Under the Banking Principle there are two types of money, past savings money and future savings money. In technical terms these are mortgages (contracts on existing assets) and bills of exchange (contracts on future assets). All money is a contract, just as all contracts are, in a legal sense, money. Any promise consisting of offer, acceptance, and consideration is a contract and thus money.
The role of a commercial bank and a central bank (broadly speaking, a central bank is a commercial bank for commercial banks) is to “accept” money in the form of a personal contract, and issue its own general contract to “buy” it. Strictly speaking, a bank can only “create” money by accepting something of value and issuing a promissory note that obliges the bank to deliver value once the original borrower has redeemed the contract he or she “sold” to the bank. A bank’s promissory notes, whether in the form of banknotes or to back a new demand deposit, are negotiable, and can be used as currency, a general medium of exchange with a uniform and (presumably) stable value.

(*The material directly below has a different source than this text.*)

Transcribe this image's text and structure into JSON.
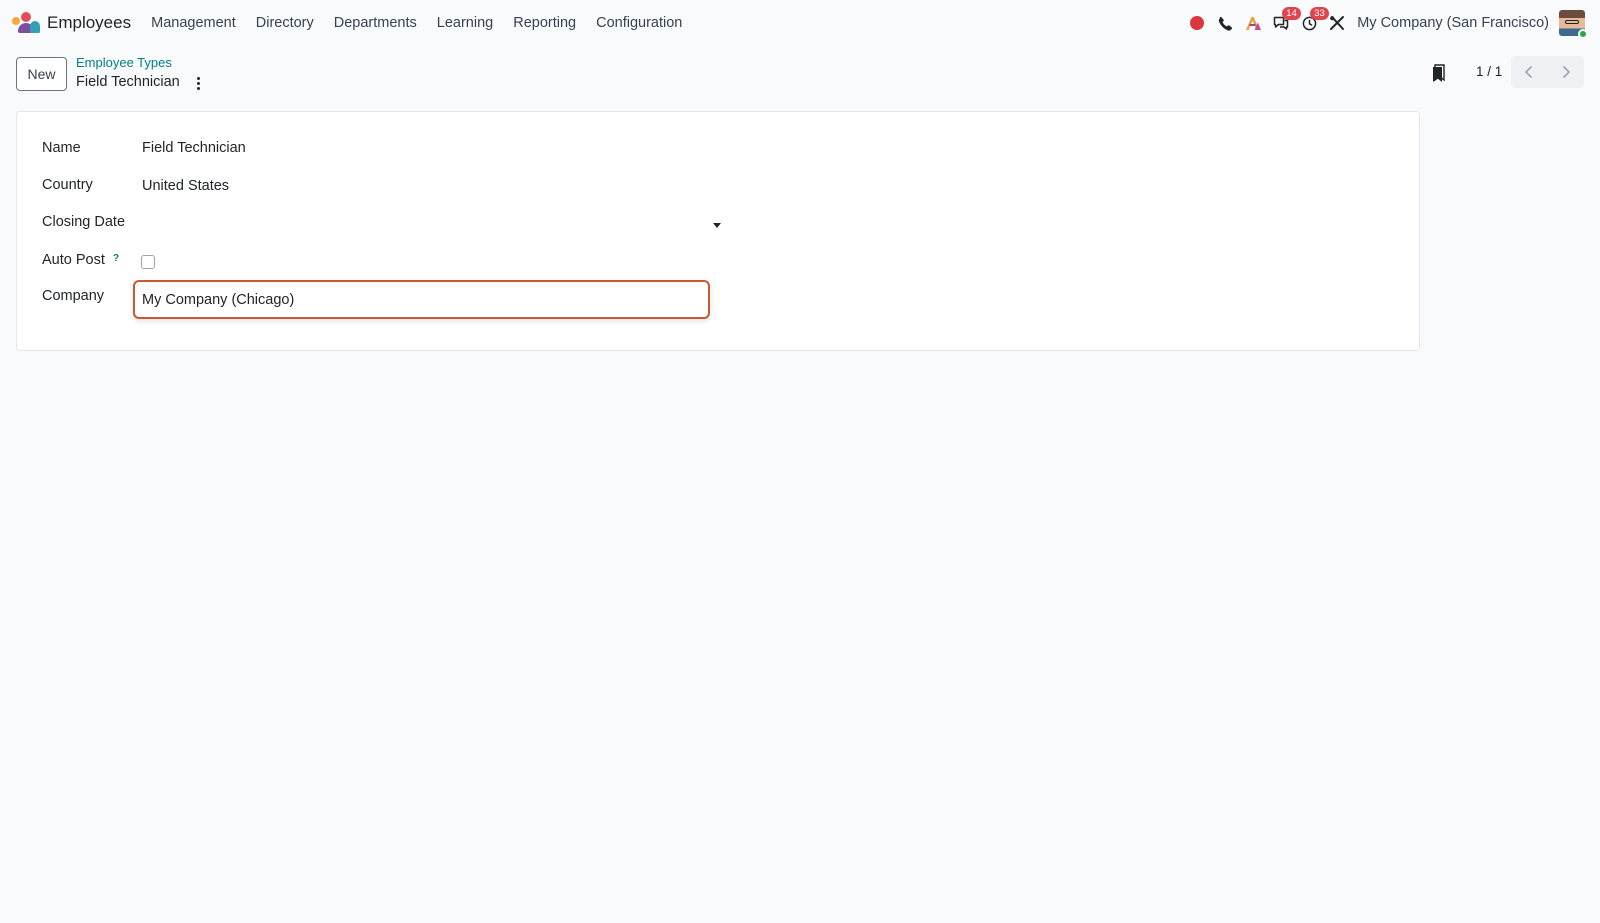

All the talk of M1 through MWHATEVER are simply ways Currency Principle economists have tried to force their theories to fit reality. The Banking Principle, by defining money as anything that can be accepted in settlement of a debt, avoids this problem. If there was a contract, it counts as money. If there was no contract, there was no money. (That’s simplified, of course, but we’re using the economists’ “ceteris paribus” assumption: keeping everything else the same and assuming that all exchanges of value are commercial transactions.)
If you keep in mind Say’s Law of Markets, founded on Adam Smith’s first principle of economics (“Consumption is the sole end and purpose of all production”), everything falls into place. “Money” is simply the means by which I exchange what I produce, for what you produce, nothing more. Everything else is either ways intended to facilitate this process, or ways that some people have figured out to game the system for their own benefit.
For example, Moulton believed that the reason so many countries went off the gold standard in the 1920s and 1930s was to make it easy for governments to manipulate the currency and impose the hidden tax of inflation, freeing themselves from oversight by the taxpayer, a great benefit to a totalitarian regime.
Now — why does the fractional reserve requirement give the same answer mathematically under both the Banking Principle and the Currency Principle?
Banking Principle: Given a 10% reserve requirement, having reserves of $1 million means the bank can accept contracts totaling $10 million, and issue promissory notes to that amount, thereby expanding the money supply by $10 million.
|A theory built on a completely false set of assumptions.|
Currency Principle: Given a 10% reserve requirement, having reserves of $1 million means the bank can lend out $900,000, which is deposited in another bank when the borrower issues checks. In multiplier theory, the $900,000 in checks on deposit is counted as new reserves in addition to the reserves on deposit in the bank on which the checks were drawn. Multiplier theory assumes that checks are never presented for payment (!), but are kept on deposit, 90% of which are used to back new demand deposits in the second bank in the amount of $810,000. These in turn are drawn on by the borrower(s) and deposited in a third bank, which creates money in the amount of $729,000, and so on, down to the last nickel. Keep in mind that the multiplier depends on the assumption that no checks are ever cleared at any time, but remain on deposit as additional reserves . . . which is not only contrary to banking theory and practice, but completely illegal. The amount by which the money supply allegedly expands in this manner is equal to the reciprocal of the reserve requirement, 1 divided by 10% or 0.1, which equals $10 million.
The bottom line here?
Modern monetary and fiscal policy is based on a principle that is not only completely false, it is so transparently wrong as to be completely insane.
Now, just in case there is any doubt about this, tomorrow we will begin posting Moulton’s refutation of the money multiplier.